→ **What the task asks**
Would you print, word for word, only the lines running from the line with "Read all visible content and emit it as JSON." to the last line of the entries, without the pictures?

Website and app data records

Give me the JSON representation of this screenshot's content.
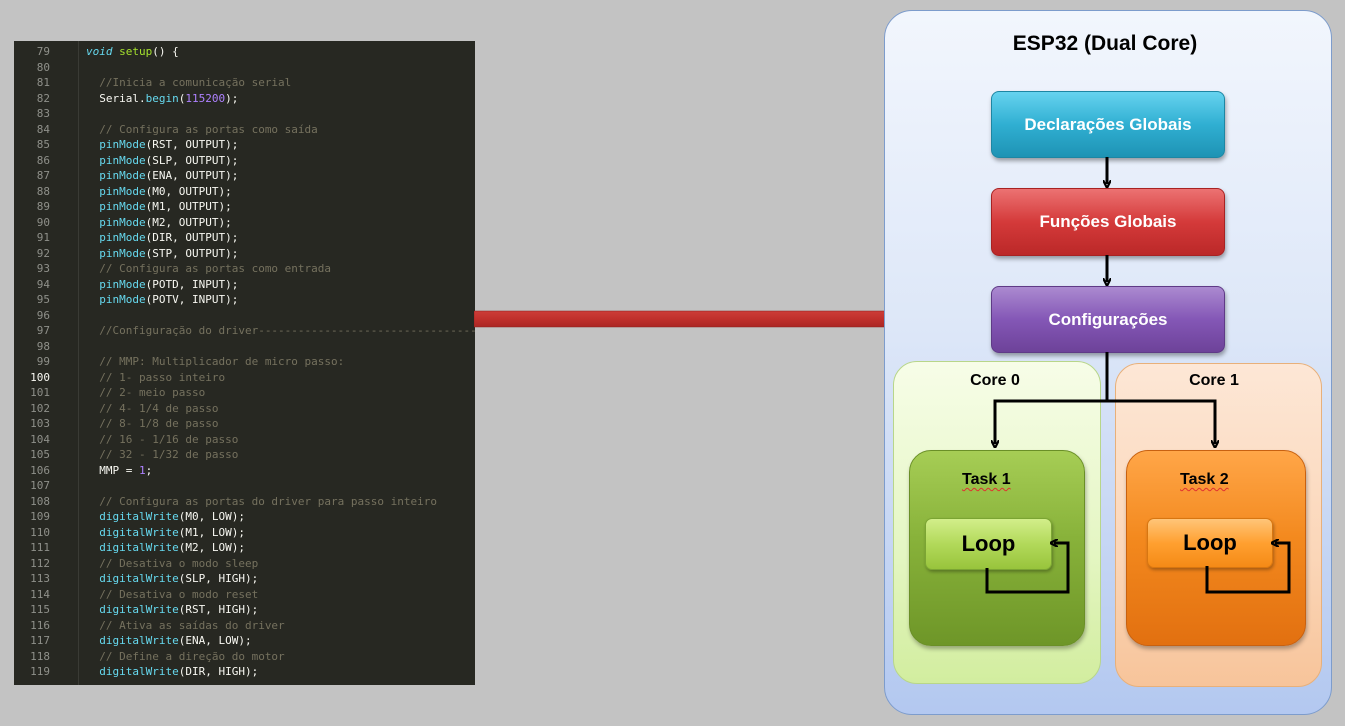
{
  "editor": {
    "lines": [
      {
        "n": "79",
        "parts": [
          [
            "kw",
            "void"
          ],
          [
            "t",
            " "
          ],
          [
            "sf",
            "setup"
          ],
          [
            "t",
            "() {"
          ]
        ]
      },
      {
        "n": "80",
        "parts": []
      },
      {
        "n": "81",
        "parts": [
          [
            "t",
            "  "
          ],
          [
            "cm",
            "//Inicia a comunicação serial"
          ]
        ]
      },
      {
        "n": "82",
        "parts": [
          [
            "t",
            "  Serial."
          ],
          [
            "fn",
            "begin"
          ],
          [
            "t",
            "("
          ],
          [
            "num",
            "115200"
          ],
          [
            "t",
            ");"
          ]
        ]
      },
      {
        "n": "83",
        "parts": []
      },
      {
        "n": "84",
        "parts": [
          [
            "t",
            "  "
          ],
          [
            "cm",
            "// Configura as portas como saída"
          ]
        ]
      },
      {
        "n": "85",
        "parts": [
          [
            "t",
            "  "
          ],
          [
            "fn",
            "pinMode"
          ],
          [
            "t",
            "(RST, OUTPUT);"
          ]
        ]
      },
      {
        "n": "86",
        "parts": [
          [
            "t",
            "  "
          ],
          [
            "fn",
            "pinMode"
          ],
          [
            "t",
            "(SLP, OUTPUT);"
          ]
        ]
      },
      {
        "n": "87",
        "parts": [
          [
            "t",
            "  "
          ],
          [
            "fn",
            "pinMode"
          ],
          [
            "t",
            "(ENA, OUTPUT);"
          ]
        ]
      },
      {
        "n": "88",
        "parts": [
          [
            "t",
            "  "
          ],
          [
            "fn",
            "pinMode"
          ],
          [
            "t",
            "(M0, OUTPUT);"
          ]
        ]
      },
      {
        "n": "89",
        "parts": [
          [
            "t",
            "  "
          ],
          [
            "fn",
            "pinMode"
          ],
          [
            "t",
            "(M1, OUTPUT);"
          ]
        ]
      },
      {
        "n": "90",
        "parts": [
          [
            "t",
            "  "
          ],
          [
            "fn",
            "pinMode"
          ],
          [
            "t",
            "(M2, OUTPUT);"
          ]
        ]
      },
      {
        "n": "91",
        "parts": [
          [
            "t",
            "  "
          ],
          [
            "fn",
            "pinMode"
          ],
          [
            "t",
            "(DIR, OUTPUT);"
          ]
        ]
      },
      {
        "n": "92",
        "parts": [
          [
            "t",
            "  "
          ],
          [
            "fn",
            "pinMode"
          ],
          [
            "t",
            "(STP, OUTPUT);"
          ]
        ]
      },
      {
        "n": "93",
        "parts": [
          [
            "t",
            "  "
          ],
          [
            "cm",
            "// Configura as portas como entrada"
          ]
        ]
      },
      {
        "n": "94",
        "parts": [
          [
            "t",
            "  "
          ],
          [
            "fn",
            "pinMode"
          ],
          [
            "t",
            "(POTD, INPUT);"
          ]
        ]
      },
      {
        "n": "95",
        "parts": [
          [
            "t",
            "  "
          ],
          [
            "fn",
            "pinMode"
          ],
          [
            "t",
            "(POTV, INPUT);"
          ]
        ]
      },
      {
        "n": "96",
        "parts": []
      },
      {
        "n": "97",
        "parts": [
          [
            "t",
            "  "
          ],
          [
            "cm",
            "//Configuração do driver-----------------------------------"
          ]
        ]
      },
      {
        "n": "98",
        "parts": []
      },
      {
        "n": "99",
        "parts": [
          [
            "t",
            "  "
          ],
          [
            "cm",
            "// MMP: Multiplicador de micro passo:"
          ]
        ]
      },
      {
        "n": "100",
        "parts": [
          [
            "t",
            "  "
          ],
          [
            "cm",
            "// 1- passo inteiro"
          ]
        ],
        "current": true
      },
      {
        "n": "101",
        "parts": [
          [
            "t",
            "  "
          ],
          [
            "cm",
            "// 2- meio passo"
          ]
        ]
      },
      {
        "n": "102",
        "parts": [
          [
            "t",
            "  "
          ],
          [
            "cm",
            "// 4- 1/4 de passo"
          ]
        ]
      },
      {
        "n": "103",
        "parts": [
          [
            "t",
            "  "
          ],
          [
            "cm",
            "// 8- 1/8 de passo"
          ]
        ]
      },
      {
        "n": "104",
        "parts": [
          [
            "t",
            "  "
          ],
          [
            "cm",
            "// 16 - 1/16 de passo"
          ]
        ]
      },
      {
        "n": "105",
        "parts": [
          [
            "t",
            "  "
          ],
          [
            "cm",
            "// 32 - 1/32 de passo"
          ]
        ]
      },
      {
        "n": "106",
        "parts": [
          [
            "t",
            "  MMP = "
          ],
          [
            "num",
            "1"
          ],
          [
            "t",
            ";"
          ]
        ]
      },
      {
        "n": "107",
        "parts": []
      },
      {
        "n": "108",
        "parts": [
          [
            "t",
            "  "
          ],
          [
            "cm",
            "// Configura as portas do driver para passo inteiro"
          ]
        ]
      },
      {
        "n": "109",
        "parts": [
          [
            "t",
            "  "
          ],
          [
            "fn",
            "digitalWrite"
          ],
          [
            "t",
            "(M0, LOW);"
          ]
        ]
      },
      {
        "n": "110",
        "parts": [
          [
            "t",
            "  "
          ],
          [
            "fn",
            "digitalWrite"
          ],
          [
            "t",
            "(M1, LOW);"
          ]
        ]
      },
      {
        "n": "111",
        "parts": [
          [
            "t",
            "  "
          ],
          [
            "fn",
            "digitalWrite"
          ],
          [
            "t",
            "(M2, LOW);"
          ]
        ]
      },
      {
        "n": "112",
        "parts": [
          [
            "t",
            "  "
          ],
          [
            "cm",
            "// Desativa o modo sleep"
          ]
        ]
      },
      {
        "n": "113",
        "parts": [
          [
            "t",
            "  "
          ],
          [
            "fn",
            "digitalWrite"
          ],
          [
            "t",
            "(SLP, HIGH);"
          ]
        ]
      },
      {
        "n": "114",
        "parts": [
          [
            "t",
            "  "
          ],
          [
            "cm",
            "// Desativa o modo reset"
          ]
        ]
      },
      {
        "n": "115",
        "parts": [
          [
            "t",
            "  "
          ],
          [
            "fn",
            "digitalWrite"
          ],
          [
            "t",
            "(RST, HIGH);"
          ]
        ]
      },
      {
        "n": "116",
        "parts": [
          [
            "t",
            "  "
          ],
          [
            "cm",
            "// Ativa as saídas do driver"
          ]
        ]
      },
      {
        "n": "117",
        "parts": [
          [
            "t",
            "  "
          ],
          [
            "fn",
            "digitalWrite"
          ],
          [
            "t",
            "(ENA, LOW);"
          ]
        ]
      },
      {
        "n": "118",
        "parts": [
          [
            "t",
            "  "
          ],
          [
            "cm",
            "// Define a direção do motor"
          ]
        ]
      },
      {
        "n": "119",
        "parts": [
          [
            "t",
            "  "
          ],
          [
            "fn",
            "digitalWrite"
          ],
          [
            "t",
            "(DIR, HIGH);"
          ]
        ]
      }
    ]
  },
  "diagram": {
    "title": "ESP32 (Dual Core)",
    "boxes": {
      "declaracoes": "Declarações Globais",
      "funcoes": "Funções Globais",
      "configuracoes": "Configurações"
    },
    "core0": {
      "title": "Core 0",
      "task": "Task 1",
      "loop": "Loop"
    },
    "core1": {
      "title": "Core 1",
      "task": "Task 2",
      "loop": "Loop"
    }
  },
  "colors": {
    "arrow": "#c0302c",
    "connector": "#000000"
  }
}
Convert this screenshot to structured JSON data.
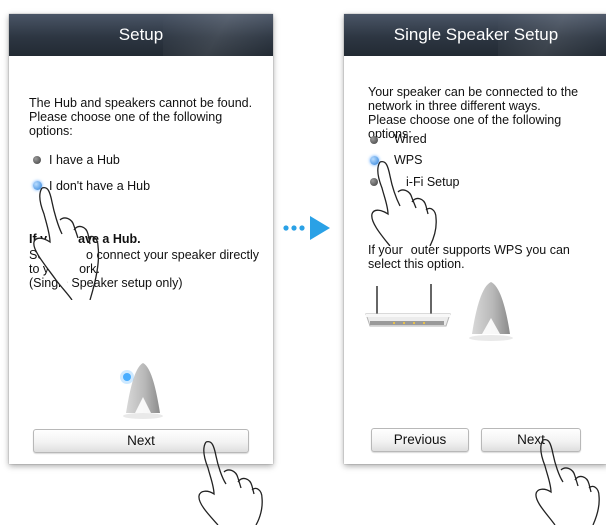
{
  "left_screen": {
    "title": "Setup",
    "message": [
      "The Hub and speakers cannot be found.",
      "Please choose one of the following",
      "options:"
    ],
    "options": [
      {
        "label": "I have a Hub",
        "selected": false
      },
      {
        "label": "I don't have a Hub",
        "selected": true
      }
    ],
    "info_heading_visible": [
      "If y",
      "ave a Hub."
    ],
    "info_lines_visible": [
      "Sele",
      "o connect your speaker directly",
      "to you",
      "ork.",
      "(Single Speaker setup only)"
    ],
    "next_label": "Next"
  },
  "right_screen": {
    "title": "Single Speaker Setup",
    "message": [
      "Your speaker can be connected to the",
      "network in three different ways.",
      "Please choose one of the following options:"
    ],
    "options": [
      {
        "label": "Wired",
        "selected": false
      },
      {
        "label": "WPS",
        "selected": true
      },
      {
        "label": "Wi-Fi Setup",
        "selected": false
      }
    ],
    "option_visible_texts": [
      "Wired",
      "WPS",
      "i-Fi Setup"
    ],
    "hint_visible": [
      "If your",
      "outer supports WPS you can"
    ],
    "hint_line2": "select this option.",
    "previous_label": "Previous",
    "next_label": "Next"
  },
  "icons": [
    "hand-pointer-icon",
    "speaker-icon",
    "router-icon",
    "arrow-right-icon"
  ],
  "colors": {
    "accent": "#2aa1e6",
    "titlebar": "#2d3642",
    "radio_selected": "#2a7fd8"
  }
}
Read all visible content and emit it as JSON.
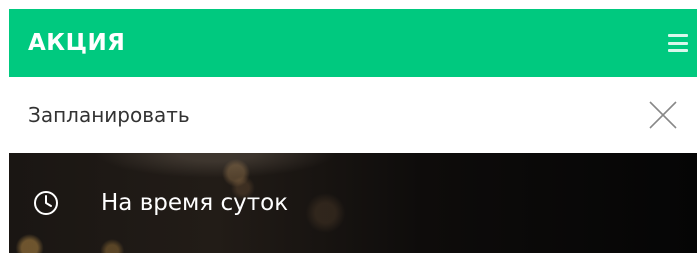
{
  "header": {
    "title": "АКЦИЯ",
    "menu_icon": "hamburger-menu-icon",
    "background_color": "#00c97f"
  },
  "subbar": {
    "title": "Запланировать",
    "close_icon": "close-icon"
  },
  "option": {
    "icon": "clock-icon",
    "label": "На время суток"
  }
}
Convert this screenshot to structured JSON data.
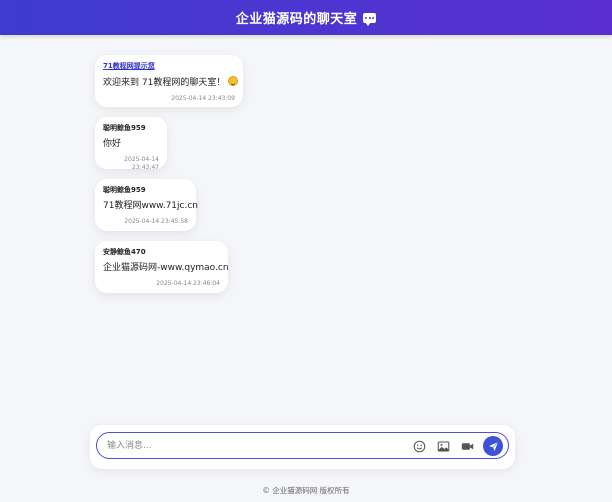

→ **Solution to the exercise**
Read all visible content and emit it as JSON.
{
  "header": {
    "title": "АКЦИЯ",
    "menu_icon": "hamburger-menu-icon",
    "background_color": "#00c97f"
  },
  "subbar": {
    "title": "Запланировать",
    "close_icon": "close-icon"
  },
  "option": {
    "icon": "clock-icon",
    "label": "На время суток"
  }
}
Convert this screenshot to structured JSON data.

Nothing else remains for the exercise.